The archives of the Academician A. E. Fersman contain a testimonial issued to Birbaum two years after the October revolution. The text reads as follows:
“Franz Petrovich Birbaum completed a course at the Polytechnicum of Fribourg (Switzerland) and served for 25 years as chief supervisor of the artistic jewellery workshops of the House of Fabergé. The most important creations of this firm were executed after the designs of F.P. Birbaum, who frequently received high awards at exhibitions of applied art. At the present time he is a senior master craftsman at the Peterhof Gem Carving Factory and a member of the Gemstone Department of the Comission on Russian Production Forces of the Academy of Sciences.
“Original signet by A. E. Fersman, 7 November 1919”.
Even before the revolution, Franz Petrovich wrote a number of articles for the journals “Yuvelir” (The Jeweller) and “Iskusstvo I Yhiyn” (Art and Life), some of which contain the master`s interesting reflections on the future development of a Russian style:
“The time has come to give more serious to the problems of applied art.
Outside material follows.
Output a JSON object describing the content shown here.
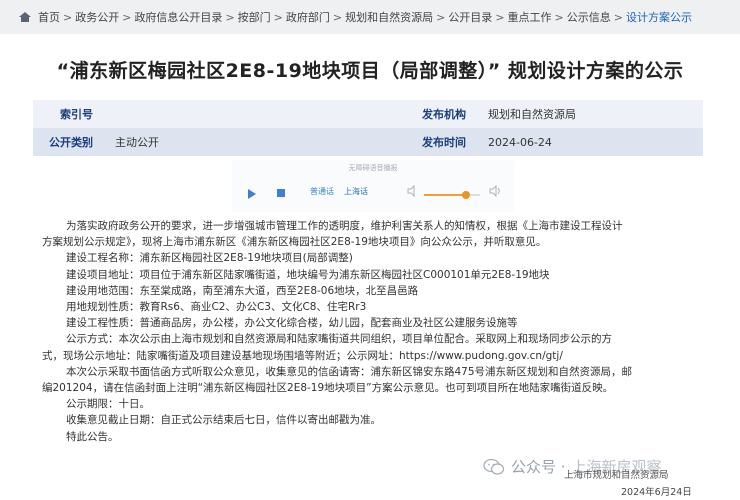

If a national style is indeed to re-emerge, it must assume more cultured forms”. The artist advocates functionality for Russian-style products: “When articles are manufactured, we have the right to demand that they should correspond to our real needs, and should not only serve decorative purposes”.
“A style is created by a combination of two factors ‘ rational artistic creativity and the cultural requirements of the time. It is not created by one person, but by whole generations. A national style will not be developed in our country until we have artists who are imbued with a Russian creative spirit and with contemporary culture”.
Birbaum`s full name was Franz-Peter, so that he, like Peter-Carl Fabergé, bore a second name meaning “rock” – a significant coincidence! For such he was in life, a gentle and kind man, but rock-like in his defence of the aesthetic principles he had espoused as a youth when entering the service of the House of Fabergé. These principles may be summarized as “Beauty and Usefulness”.